“I kind of approach it from the standpoint of how she is this woman that just dreams too big to stay in one place, and I very much identify with that,” Fuller said. “I was blessed enough that I flourished, but that’s not always the case. And I’m going at it from a standpoint of, OK, well, she took a leap of faith and she went to go chase dreams or chase fame … and she has fallen now. She can no longer rely on that, so all she wants to do is come home. And because she left, the tribe sees that as a betrayal and therefore does not want to accept her. So, I think that that’s a difference in the way that I approach this role in comparison to other Grizabellas.”
Makeup and ‘Memory’
Joining the “Cats” cast involves some specific responsibilities, Fuller said, as all the actors do their own makeup to create the distinctive look of their catty character, which for her include black tear tracks and smeared red lips.
“Back in December when were in rehearsal, when we weren’t being used at the rehearsal stage, we would go have a makeup tutorial,” she said. “I definitely think that putting on the makeup is extremely meditative.”
Since she dances in the opening number as the younger, happier Grizabella, Fuller said she then has 11 minutes to change her costume, makeup and wig to become the fallen, sorrowful character.
But perhaps the biggest obligation she has taken on with Grizabella comes at the climax of every performance when she sings “Memory,” one of the most beloved songs in musical theater history.
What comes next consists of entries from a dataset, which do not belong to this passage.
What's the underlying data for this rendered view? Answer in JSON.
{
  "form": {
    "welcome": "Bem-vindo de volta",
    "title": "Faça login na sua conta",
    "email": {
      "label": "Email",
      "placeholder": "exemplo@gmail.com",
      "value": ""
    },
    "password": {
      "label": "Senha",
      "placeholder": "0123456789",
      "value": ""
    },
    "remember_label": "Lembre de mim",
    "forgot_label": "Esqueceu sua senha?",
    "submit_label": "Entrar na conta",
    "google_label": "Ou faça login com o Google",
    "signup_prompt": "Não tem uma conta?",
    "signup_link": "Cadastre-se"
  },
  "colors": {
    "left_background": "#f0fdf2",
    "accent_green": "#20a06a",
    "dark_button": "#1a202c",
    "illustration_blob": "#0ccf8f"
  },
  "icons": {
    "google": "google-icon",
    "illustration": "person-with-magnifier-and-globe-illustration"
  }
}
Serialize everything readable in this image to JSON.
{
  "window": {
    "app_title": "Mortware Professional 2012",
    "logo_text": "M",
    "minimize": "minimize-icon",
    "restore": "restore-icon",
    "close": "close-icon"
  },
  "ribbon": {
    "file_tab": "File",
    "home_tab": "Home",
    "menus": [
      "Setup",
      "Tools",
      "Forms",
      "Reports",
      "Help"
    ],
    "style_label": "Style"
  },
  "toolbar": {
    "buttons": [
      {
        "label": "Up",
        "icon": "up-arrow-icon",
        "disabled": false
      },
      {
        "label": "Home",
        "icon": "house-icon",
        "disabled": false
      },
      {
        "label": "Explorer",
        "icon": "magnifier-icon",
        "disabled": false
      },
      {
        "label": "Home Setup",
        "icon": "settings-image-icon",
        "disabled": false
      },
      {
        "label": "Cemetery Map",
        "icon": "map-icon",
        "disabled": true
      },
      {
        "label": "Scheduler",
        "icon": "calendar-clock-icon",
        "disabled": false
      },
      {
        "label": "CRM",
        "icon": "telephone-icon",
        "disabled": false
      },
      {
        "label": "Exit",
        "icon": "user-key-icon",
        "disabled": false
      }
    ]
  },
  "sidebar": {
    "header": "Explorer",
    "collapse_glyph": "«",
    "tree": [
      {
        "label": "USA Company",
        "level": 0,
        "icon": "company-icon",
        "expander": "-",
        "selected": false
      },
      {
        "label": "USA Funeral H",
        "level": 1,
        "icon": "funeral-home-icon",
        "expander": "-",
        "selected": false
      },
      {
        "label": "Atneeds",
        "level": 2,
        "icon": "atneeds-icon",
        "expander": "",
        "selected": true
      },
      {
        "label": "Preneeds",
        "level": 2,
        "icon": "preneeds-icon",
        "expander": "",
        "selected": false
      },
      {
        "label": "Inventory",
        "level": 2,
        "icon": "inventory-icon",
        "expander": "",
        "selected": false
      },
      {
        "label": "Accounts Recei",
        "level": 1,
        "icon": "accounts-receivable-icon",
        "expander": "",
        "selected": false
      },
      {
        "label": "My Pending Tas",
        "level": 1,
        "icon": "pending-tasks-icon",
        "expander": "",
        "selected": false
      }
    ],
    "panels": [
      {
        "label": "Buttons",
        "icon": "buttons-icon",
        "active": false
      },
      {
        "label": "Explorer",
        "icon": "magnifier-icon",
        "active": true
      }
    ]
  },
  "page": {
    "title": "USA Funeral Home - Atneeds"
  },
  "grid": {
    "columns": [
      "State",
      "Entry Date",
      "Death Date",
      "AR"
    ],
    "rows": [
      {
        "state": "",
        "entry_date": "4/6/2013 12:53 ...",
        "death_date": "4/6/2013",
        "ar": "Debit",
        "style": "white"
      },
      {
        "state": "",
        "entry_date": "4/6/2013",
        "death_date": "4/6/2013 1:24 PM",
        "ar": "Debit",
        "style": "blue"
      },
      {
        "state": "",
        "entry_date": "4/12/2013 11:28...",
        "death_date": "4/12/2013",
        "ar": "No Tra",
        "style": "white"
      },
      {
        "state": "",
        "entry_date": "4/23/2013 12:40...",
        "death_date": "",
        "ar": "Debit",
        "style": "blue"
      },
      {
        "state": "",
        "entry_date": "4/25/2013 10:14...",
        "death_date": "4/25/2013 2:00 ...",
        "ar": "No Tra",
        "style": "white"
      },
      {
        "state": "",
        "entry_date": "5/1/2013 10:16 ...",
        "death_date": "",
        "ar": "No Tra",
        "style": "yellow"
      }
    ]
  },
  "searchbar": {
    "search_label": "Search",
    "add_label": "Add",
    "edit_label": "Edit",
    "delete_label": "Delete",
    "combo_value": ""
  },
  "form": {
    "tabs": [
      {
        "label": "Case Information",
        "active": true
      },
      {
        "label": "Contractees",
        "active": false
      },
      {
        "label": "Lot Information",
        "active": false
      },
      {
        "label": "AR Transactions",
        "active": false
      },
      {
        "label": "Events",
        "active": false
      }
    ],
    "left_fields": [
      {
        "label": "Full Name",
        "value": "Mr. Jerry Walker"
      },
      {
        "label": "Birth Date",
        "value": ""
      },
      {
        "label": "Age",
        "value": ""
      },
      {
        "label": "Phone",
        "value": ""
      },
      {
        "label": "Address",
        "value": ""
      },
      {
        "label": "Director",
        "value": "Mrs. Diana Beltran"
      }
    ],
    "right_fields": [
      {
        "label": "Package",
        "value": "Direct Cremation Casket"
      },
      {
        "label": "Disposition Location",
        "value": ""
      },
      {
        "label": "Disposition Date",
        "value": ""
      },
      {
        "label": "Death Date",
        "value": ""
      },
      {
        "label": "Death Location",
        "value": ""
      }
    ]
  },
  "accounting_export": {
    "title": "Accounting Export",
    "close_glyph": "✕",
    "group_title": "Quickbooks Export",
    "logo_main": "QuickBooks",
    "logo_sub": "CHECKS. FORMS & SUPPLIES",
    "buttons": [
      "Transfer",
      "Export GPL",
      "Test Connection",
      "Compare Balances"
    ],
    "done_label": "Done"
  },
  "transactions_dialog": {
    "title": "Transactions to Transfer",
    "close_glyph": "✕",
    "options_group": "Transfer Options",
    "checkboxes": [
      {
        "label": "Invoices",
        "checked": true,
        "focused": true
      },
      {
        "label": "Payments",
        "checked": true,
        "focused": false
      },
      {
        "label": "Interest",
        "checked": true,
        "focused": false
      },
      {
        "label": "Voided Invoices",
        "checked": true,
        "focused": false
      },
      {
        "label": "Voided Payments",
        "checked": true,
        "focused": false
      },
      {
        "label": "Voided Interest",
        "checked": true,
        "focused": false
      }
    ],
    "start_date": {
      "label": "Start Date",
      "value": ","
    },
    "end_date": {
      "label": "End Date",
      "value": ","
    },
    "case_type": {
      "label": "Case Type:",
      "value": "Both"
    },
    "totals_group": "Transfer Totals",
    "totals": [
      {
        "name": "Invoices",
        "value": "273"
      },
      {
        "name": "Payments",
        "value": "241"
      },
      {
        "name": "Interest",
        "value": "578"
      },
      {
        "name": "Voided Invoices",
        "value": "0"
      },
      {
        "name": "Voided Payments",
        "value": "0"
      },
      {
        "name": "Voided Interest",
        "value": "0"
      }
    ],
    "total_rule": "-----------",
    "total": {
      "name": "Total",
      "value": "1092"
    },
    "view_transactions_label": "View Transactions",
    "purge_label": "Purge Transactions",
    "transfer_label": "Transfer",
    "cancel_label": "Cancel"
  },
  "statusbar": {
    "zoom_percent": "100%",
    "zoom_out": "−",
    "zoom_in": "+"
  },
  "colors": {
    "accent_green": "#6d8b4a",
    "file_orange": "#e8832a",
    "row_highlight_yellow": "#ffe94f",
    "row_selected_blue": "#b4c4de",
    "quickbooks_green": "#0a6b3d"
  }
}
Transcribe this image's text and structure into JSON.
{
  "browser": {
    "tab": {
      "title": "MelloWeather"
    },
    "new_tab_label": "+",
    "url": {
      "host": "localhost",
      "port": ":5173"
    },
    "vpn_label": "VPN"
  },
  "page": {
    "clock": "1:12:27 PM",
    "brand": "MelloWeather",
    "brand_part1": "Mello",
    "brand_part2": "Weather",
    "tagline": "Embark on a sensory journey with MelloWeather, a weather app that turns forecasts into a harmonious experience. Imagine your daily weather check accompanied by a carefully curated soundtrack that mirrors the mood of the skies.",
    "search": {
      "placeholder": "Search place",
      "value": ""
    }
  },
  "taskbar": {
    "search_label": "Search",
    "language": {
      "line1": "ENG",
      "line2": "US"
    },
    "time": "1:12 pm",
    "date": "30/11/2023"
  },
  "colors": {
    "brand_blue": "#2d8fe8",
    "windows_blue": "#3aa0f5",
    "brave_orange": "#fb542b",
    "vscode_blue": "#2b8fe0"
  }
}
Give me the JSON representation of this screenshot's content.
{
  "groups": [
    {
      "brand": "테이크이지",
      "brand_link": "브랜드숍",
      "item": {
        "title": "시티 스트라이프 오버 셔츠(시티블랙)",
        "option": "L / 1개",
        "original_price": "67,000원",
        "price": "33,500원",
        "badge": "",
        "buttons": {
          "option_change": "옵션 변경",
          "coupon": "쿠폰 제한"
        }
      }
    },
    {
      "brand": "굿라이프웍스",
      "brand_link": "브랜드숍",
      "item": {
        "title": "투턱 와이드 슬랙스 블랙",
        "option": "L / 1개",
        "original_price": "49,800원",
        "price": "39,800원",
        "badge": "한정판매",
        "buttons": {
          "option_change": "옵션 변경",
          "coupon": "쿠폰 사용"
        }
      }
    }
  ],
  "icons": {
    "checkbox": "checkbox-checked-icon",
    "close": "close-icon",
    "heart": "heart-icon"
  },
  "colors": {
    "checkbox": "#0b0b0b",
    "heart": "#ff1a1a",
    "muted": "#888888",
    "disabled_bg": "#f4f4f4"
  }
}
“I definitely am extremely lucky. It’s also a huge responsibility to carry,” she said. “It’s a double edge sword because … I go out there, and I just completely lose myself. And at the same time, with all of those amazing feelings, there’s also, ‘OK, this is “Memory.” I have to do it justice.’ … I take it very seriously, and so it is something that I’m very relieved when everything goes as planned. Then when it doesn’t, it’s like, OK, well here’s what I have to do to make it better next time.’”
Another aspect of the pressure and privilege of “Cats” is that it is a perennial family favorite among theater-goers, and she is aware that, for many children, it may be their first theatrical experience. The new tour marks the first time in nine years that the musical has traveled to OKC.
“It’s a lot of generations bringing other generations. So many grandmothers have brought their daughters when they were younger, and now those daughters are bringing their daughters. It really is such a generational piece because it has been … iconic for so long,” Fuller said. “Seeing those kids at the stage door who have never seen this show before and who are just truly flabbergasted by it is one of the highlights of my tour.”
When: 7:30 p.m. Tuesday-Thursday, 8 p.m. Friday, 2 and 8 p.m. Saturday and 2 and 7 p.m. May 26.
Where: Civic Center Music Hall, 201 N Walker.
Tickets and information: www.okcbroadway.com or 594-8300.